WHAT YOU SHOULD DO:
Take from the data every line in which the word "label" is found.

[Records from a collection]

=====

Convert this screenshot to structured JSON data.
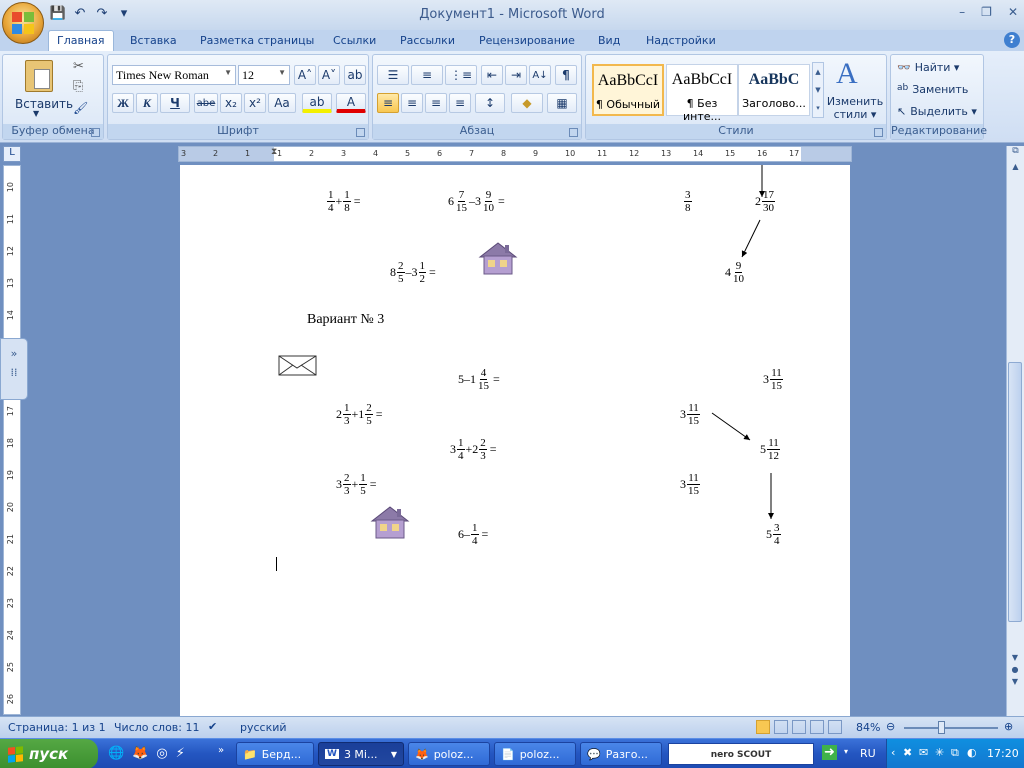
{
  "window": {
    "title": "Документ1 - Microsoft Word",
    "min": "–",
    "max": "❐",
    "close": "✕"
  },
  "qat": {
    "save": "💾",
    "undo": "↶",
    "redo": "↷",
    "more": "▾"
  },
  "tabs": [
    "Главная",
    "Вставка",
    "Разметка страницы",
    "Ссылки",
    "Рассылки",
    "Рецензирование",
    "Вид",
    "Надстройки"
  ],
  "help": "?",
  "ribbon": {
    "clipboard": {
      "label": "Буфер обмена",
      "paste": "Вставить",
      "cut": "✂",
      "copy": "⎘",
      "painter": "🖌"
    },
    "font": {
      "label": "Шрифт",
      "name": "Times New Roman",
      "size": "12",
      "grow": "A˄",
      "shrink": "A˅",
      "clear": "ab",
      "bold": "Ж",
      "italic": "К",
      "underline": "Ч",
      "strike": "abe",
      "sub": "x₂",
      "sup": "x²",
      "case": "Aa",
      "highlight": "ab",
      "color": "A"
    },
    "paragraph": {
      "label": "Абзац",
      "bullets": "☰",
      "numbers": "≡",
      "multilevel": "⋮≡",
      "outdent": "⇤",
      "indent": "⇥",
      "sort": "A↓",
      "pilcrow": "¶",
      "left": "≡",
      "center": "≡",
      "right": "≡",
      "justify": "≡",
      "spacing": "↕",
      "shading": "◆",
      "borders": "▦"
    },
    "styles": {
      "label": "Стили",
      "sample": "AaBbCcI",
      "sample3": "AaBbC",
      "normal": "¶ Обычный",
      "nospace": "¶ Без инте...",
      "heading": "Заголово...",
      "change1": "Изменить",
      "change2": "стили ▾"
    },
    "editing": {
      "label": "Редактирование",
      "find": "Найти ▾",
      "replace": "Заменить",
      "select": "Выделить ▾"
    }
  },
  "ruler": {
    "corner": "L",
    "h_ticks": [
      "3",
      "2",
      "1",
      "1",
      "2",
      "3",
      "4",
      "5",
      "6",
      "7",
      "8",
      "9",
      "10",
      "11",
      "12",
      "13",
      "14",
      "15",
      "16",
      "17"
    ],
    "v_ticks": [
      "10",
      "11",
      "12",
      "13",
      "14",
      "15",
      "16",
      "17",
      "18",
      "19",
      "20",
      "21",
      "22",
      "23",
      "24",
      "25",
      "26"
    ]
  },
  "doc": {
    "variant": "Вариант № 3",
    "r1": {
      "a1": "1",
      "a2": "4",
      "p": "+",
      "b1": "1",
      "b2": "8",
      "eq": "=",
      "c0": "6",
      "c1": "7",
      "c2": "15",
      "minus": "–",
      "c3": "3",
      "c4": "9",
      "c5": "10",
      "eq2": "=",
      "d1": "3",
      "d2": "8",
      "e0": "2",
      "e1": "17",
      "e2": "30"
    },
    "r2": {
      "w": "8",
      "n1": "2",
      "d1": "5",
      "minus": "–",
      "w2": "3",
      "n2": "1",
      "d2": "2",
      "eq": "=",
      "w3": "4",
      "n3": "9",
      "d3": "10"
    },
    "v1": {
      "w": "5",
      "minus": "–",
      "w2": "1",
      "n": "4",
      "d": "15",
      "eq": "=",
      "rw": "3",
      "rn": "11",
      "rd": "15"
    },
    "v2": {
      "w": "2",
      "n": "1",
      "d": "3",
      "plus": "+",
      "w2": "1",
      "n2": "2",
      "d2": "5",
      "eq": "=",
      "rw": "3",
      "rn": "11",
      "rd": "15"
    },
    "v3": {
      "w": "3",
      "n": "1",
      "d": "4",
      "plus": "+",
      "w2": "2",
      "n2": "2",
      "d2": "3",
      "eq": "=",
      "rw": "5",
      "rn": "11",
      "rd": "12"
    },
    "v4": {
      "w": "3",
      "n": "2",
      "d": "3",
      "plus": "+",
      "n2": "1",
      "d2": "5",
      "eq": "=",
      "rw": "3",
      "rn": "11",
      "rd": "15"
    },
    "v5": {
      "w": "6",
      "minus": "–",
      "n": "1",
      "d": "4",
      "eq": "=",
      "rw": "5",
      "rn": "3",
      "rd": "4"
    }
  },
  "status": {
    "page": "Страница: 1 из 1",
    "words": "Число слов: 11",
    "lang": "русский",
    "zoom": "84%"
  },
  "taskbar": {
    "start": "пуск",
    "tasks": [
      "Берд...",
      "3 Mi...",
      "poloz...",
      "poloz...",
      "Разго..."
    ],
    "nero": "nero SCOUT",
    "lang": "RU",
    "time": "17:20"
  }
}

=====

WORKED SOLUTION:
      "label": "Буфер обмена",
      "label": "Шрифт",
      "label": "Абзац",
      "label": "Стили",
      "label": "Редактирование",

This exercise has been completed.